Farming, corporate control, cash crops, and migration
Published Online: 4 FEB 2013
Copyright © 2013 Blackwell Publishing Ltd. All rights reserved.
The Encyclopedia of Global Human Migration
How to Cite
Waters, T. 2013. Farming, corporate control, cash crops, and migration. The Encyclopedia of Global Human Migration. .
- Published Online: 4 FEB 2013
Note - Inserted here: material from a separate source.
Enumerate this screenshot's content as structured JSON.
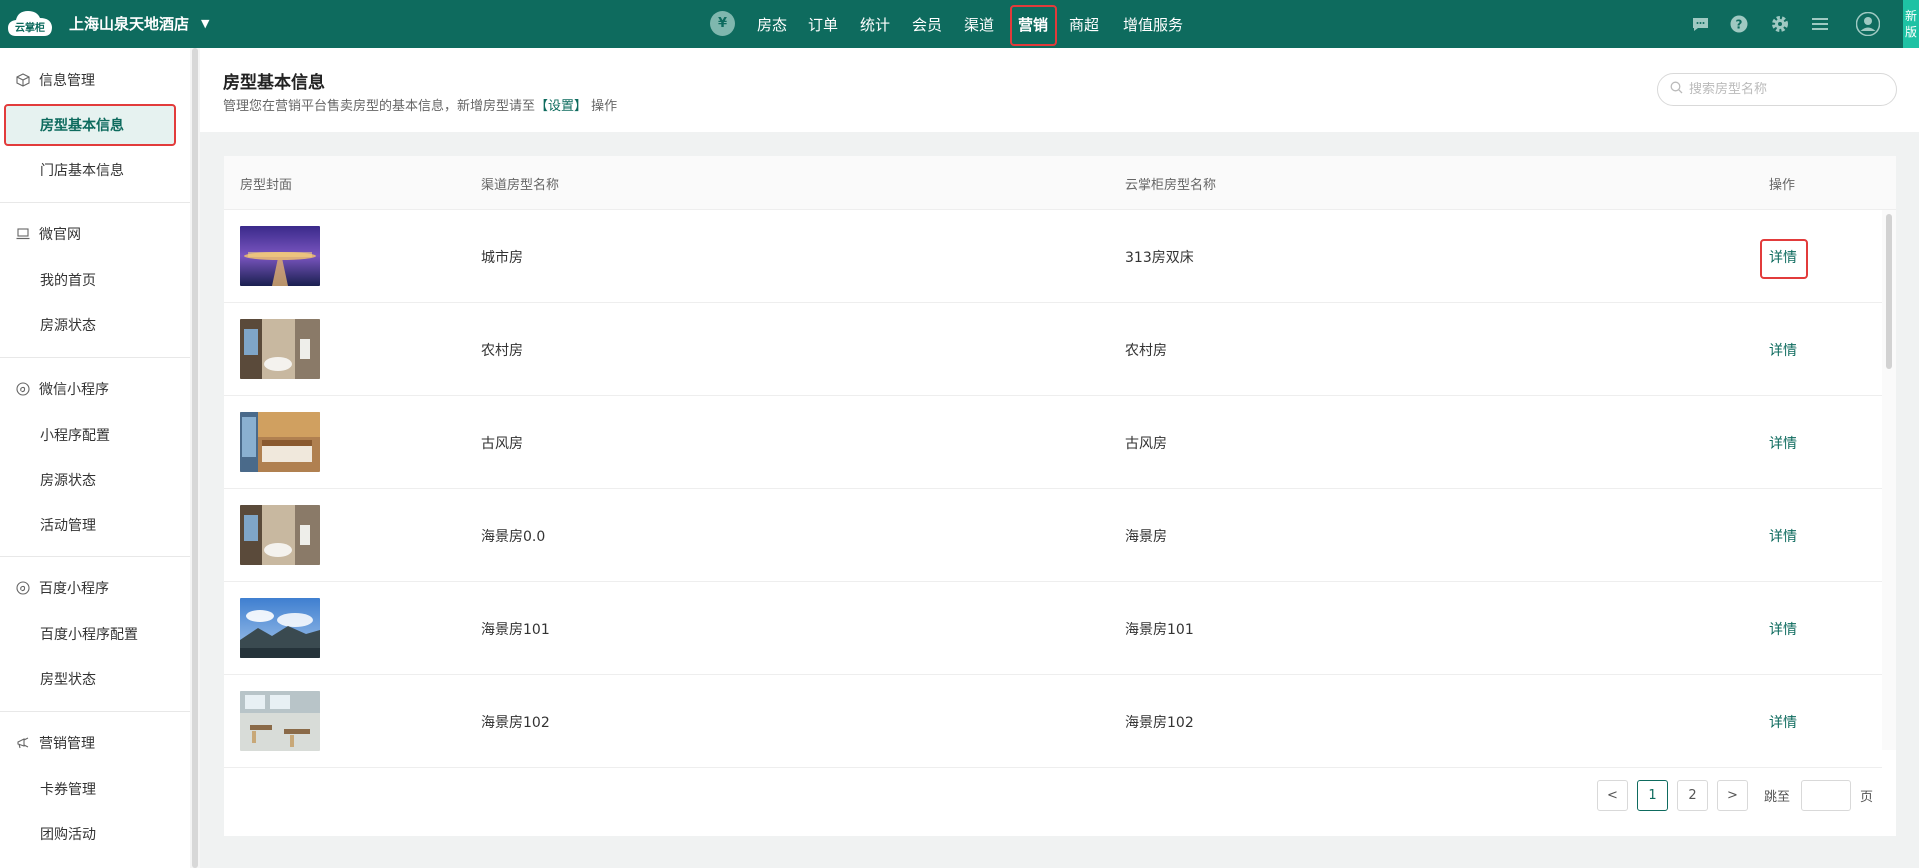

Since the Industrial Revolution in the 19th century, a huge number of the world's farms have come under the control of large landowners, many of them owned by corporations. These corporations make profits selling cash crops demanded by global markets in fruit, vegetables, grains, coffee, tea, fiber crops, and a host of other agricultural commodities. In the United States, such corporations are typically owned by a group of investors, or a family corporation. Each corporate farm typically specializes in a small number of crops – or even only one crop – in order to maximize production efficiency and cash profits. Such corporations are typically large enough to own expensive capital equipment, and also own enough land to make production profitable. To do this they often hire large seasonal agricultural labor forces that are paid wages to do the planting, weeding, pruning, harvesting, and other specialized agricultural tasks. Fruit trees, vegetable crops, and other commodities that require intensive semi-skilled labor to cultivate are most likely to require such migrant labor.